[Items from an interface collection]
•••

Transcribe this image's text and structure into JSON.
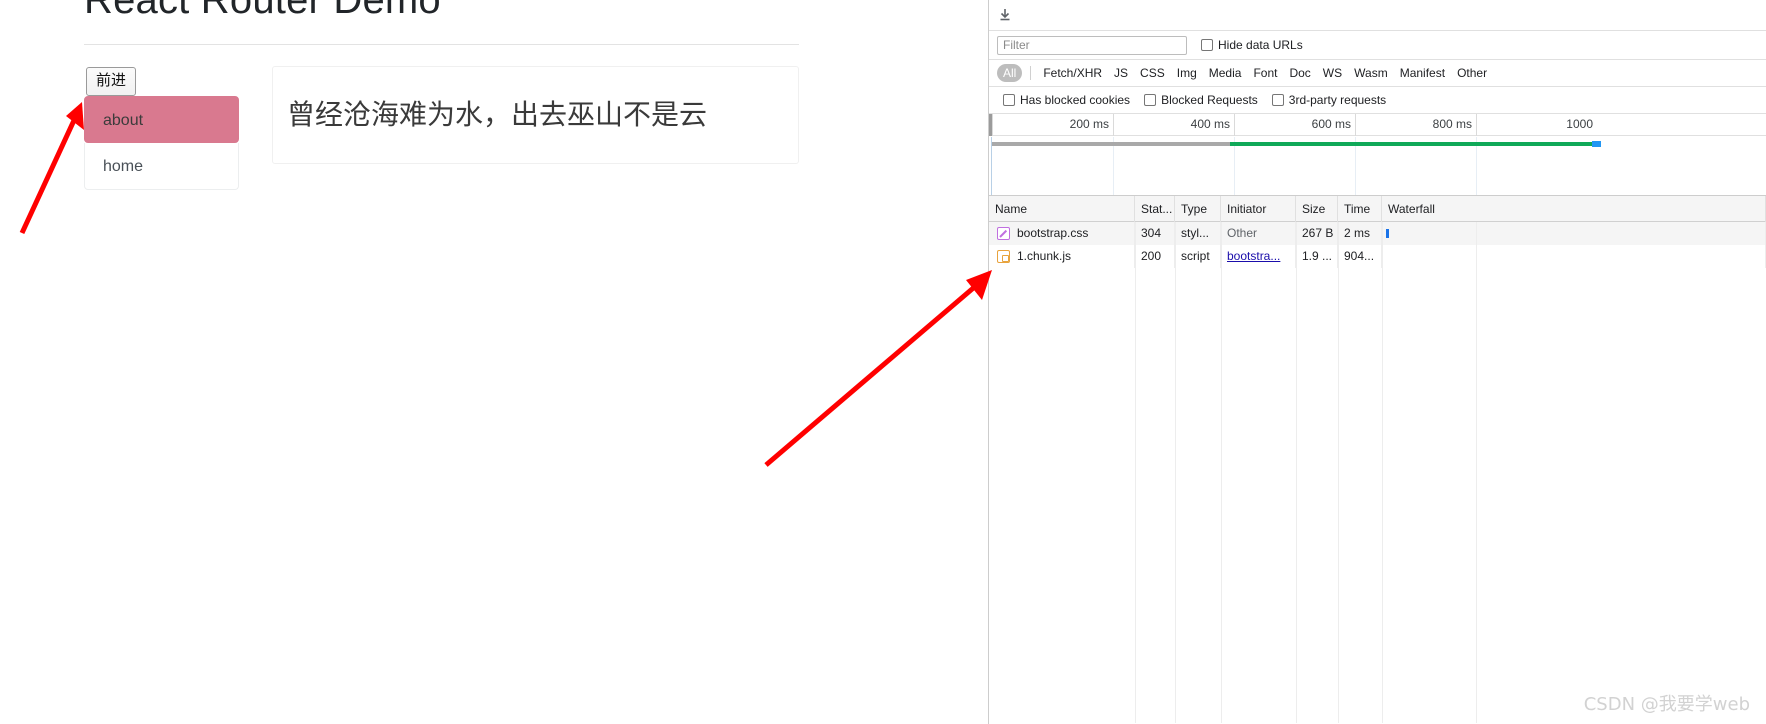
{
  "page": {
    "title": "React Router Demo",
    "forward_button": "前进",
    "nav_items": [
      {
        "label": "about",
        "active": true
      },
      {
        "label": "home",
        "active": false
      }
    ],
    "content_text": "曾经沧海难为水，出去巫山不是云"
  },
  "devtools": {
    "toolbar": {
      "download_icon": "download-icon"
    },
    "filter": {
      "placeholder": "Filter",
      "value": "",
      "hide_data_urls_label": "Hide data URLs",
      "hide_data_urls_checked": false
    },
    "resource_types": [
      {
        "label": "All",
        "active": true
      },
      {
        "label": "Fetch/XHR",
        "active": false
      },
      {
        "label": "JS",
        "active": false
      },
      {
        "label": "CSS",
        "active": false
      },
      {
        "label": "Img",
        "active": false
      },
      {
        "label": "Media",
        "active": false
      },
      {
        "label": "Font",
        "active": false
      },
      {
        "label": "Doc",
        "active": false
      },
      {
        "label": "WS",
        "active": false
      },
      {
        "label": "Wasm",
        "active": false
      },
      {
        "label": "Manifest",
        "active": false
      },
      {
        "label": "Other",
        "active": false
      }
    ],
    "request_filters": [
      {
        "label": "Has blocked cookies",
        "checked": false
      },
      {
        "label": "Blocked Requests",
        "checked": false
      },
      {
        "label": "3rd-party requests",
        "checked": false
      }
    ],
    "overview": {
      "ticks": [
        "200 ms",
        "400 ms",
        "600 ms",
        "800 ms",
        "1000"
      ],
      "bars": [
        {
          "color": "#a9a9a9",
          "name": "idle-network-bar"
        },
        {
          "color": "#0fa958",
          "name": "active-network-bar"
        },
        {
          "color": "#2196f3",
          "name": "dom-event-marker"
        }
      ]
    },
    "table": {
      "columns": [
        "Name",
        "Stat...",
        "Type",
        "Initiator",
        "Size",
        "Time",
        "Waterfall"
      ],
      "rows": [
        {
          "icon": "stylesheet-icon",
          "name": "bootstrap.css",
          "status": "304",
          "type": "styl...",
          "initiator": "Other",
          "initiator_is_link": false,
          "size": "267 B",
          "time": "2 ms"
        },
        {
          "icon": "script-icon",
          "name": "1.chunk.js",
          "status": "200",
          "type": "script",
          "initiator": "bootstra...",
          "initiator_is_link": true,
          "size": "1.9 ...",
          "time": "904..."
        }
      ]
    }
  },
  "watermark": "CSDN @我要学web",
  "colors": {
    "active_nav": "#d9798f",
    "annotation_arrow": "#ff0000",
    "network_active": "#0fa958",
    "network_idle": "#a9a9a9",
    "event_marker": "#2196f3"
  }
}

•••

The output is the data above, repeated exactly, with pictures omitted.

Transcribe this image's text and structure into JSON.
{
  "page": {
    "title": "React Router Demo",
    "forward_button": "前进",
    "nav_items": [
      {
        "label": "about",
        "active": true
      },
      {
        "label": "home",
        "active": false
      }
    ],
    "content_text": "曾经沧海难为水，出去巫山不是云"
  },
  "devtools": {
    "toolbar": {
      "download_icon": "download-icon"
    },
    "filter": {
      "placeholder": "Filter",
      "value": "",
      "hide_data_urls_label": "Hide data URLs",
      "hide_data_urls_checked": false
    },
    "resource_types": [
      {
        "label": "All",
        "active": true
      },
      {
        "label": "Fetch/XHR",
        "active": false
      },
      {
        "label": "JS",
        "active": false
      },
      {
        "label": "CSS",
        "active": false
      },
      {
        "label": "Img",
        "active": false
      },
      {
        "label": "Media",
        "active": false
      },
      {
        "label": "Font",
        "active": false
      },
      {
        "label": "Doc",
        "active": false
      },
      {
        "label": "WS",
        "active": false
      },
      {
        "label": "Wasm",
        "active": false
      },
      {
        "label": "Manifest",
        "active": false
      },
      {
        "label": "Other",
        "active": false
      }
    ],
    "request_filters": [
      {
        "label": "Has blocked cookies",
        "checked": false
      },
      {
        "label": "Blocked Requests",
        "checked": false
      },
      {
        "label": "3rd-party requests",
        "checked": false
      }
    ],
    "overview": {
      "ticks": [
        "200 ms",
        "400 ms",
        "600 ms",
        "800 ms",
        "1000"
      ],
      "bars": [
        {
          "color": "#a9a9a9",
          "name": "idle-network-bar"
        },
        {
          "color": "#0fa958",
          "name": "active-network-bar"
        },
        {
          "color": "#2196f3",
          "name": "dom-event-marker"
        }
      ]
    },
    "table": {
      "columns": [
        "Name",
        "Stat...",
        "Type",
        "Initiator",
        "Size",
        "Time",
        "Waterfall"
      ],
      "rows": [
        {
          "icon": "stylesheet-icon",
          "name": "bootstrap.css",
          "status": "304",
          "type": "styl...",
          "initiator": "Other",
          "initiator_is_link": false,
          "size": "267 B",
          "time": "2 ms"
        },
        {
          "icon": "script-icon",
          "name": "1.chunk.js",
          "status": "200",
          "type": "script",
          "initiator": "bootstra...",
          "initiator_is_link": true,
          "size": "1.9 ...",
          "time": "904..."
        }
      ]
    }
  },
  "watermark": "CSDN @我要学web",
  "colors": {
    "active_nav": "#d9798f",
    "annotation_arrow": "#ff0000",
    "network_active": "#0fa958",
    "network_idle": "#a9a9a9",
    "event_marker": "#2196f3"
  }
}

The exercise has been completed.